### ACTION ITEM:
Go through the records below and tally the lines that include "post". Answer with the number only.

### INPUT FOR THIS TASK:

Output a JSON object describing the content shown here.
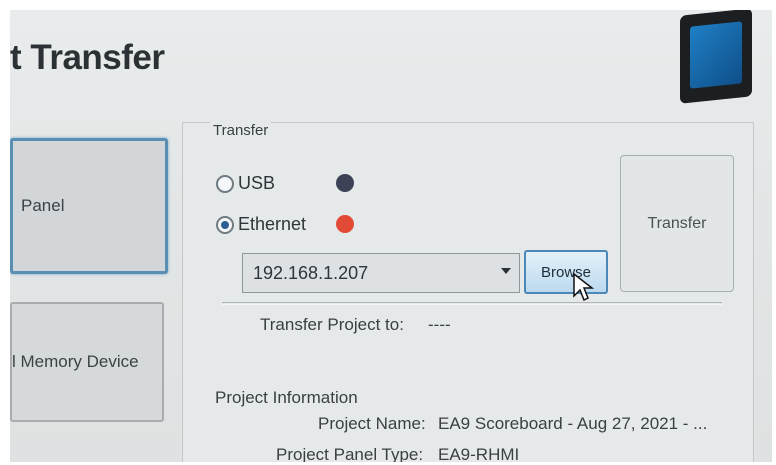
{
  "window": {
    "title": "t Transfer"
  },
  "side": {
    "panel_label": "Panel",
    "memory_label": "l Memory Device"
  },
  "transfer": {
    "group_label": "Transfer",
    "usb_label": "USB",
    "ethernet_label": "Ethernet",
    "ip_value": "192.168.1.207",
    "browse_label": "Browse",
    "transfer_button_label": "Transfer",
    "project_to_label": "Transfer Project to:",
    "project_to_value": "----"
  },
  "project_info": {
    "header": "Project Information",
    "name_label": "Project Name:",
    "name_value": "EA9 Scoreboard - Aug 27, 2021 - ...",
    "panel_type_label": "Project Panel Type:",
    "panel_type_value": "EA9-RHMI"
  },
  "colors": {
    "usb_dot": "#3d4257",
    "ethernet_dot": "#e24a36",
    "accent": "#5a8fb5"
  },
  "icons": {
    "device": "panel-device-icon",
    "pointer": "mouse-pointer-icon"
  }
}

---

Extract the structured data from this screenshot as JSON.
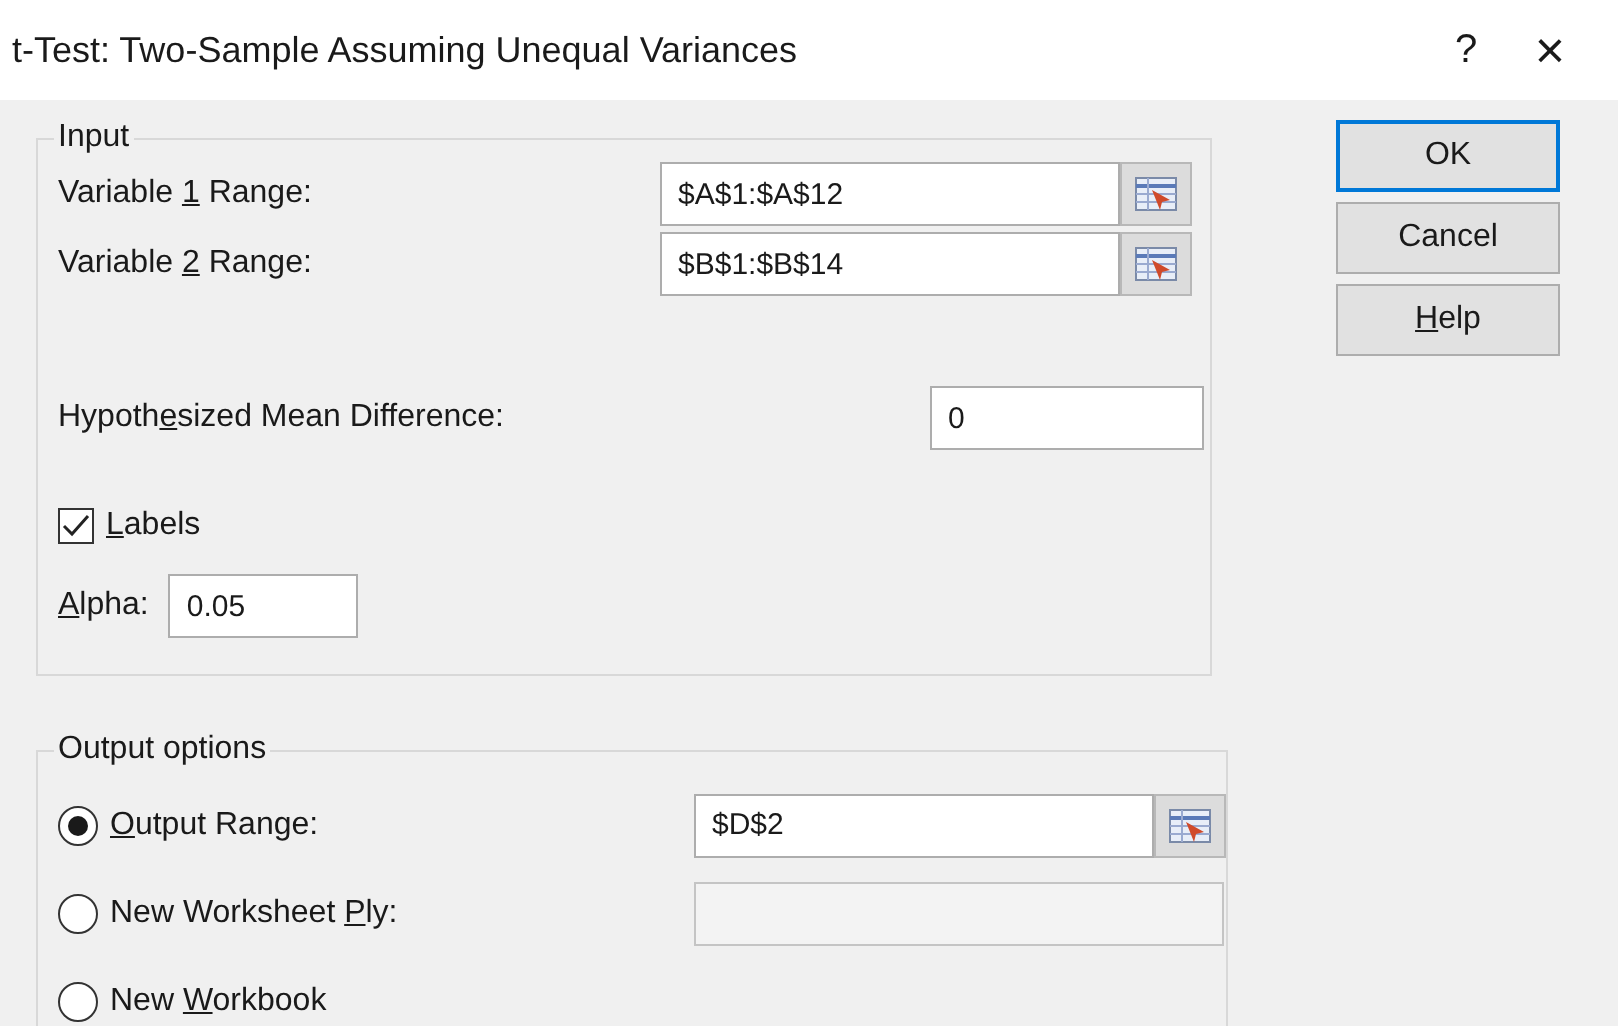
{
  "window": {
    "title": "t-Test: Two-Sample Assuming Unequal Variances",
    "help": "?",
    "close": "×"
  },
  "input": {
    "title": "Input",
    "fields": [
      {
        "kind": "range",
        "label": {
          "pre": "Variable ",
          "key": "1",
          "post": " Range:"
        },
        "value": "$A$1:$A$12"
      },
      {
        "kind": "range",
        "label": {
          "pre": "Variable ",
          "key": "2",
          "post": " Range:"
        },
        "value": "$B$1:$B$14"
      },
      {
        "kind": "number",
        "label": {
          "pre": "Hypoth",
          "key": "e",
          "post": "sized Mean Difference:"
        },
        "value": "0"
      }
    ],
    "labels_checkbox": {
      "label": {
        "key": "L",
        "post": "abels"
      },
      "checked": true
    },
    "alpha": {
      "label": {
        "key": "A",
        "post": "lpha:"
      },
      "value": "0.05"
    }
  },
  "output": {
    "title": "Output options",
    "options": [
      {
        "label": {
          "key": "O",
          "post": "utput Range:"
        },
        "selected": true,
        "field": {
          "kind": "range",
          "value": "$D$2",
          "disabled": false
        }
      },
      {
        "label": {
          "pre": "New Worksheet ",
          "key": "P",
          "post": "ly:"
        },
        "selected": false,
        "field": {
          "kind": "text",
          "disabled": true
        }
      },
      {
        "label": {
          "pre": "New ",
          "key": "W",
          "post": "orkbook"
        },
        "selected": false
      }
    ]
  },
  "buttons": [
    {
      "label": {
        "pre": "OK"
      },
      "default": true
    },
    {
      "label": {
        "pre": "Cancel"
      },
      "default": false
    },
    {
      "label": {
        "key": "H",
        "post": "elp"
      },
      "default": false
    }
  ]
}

### TASK RESULT:
9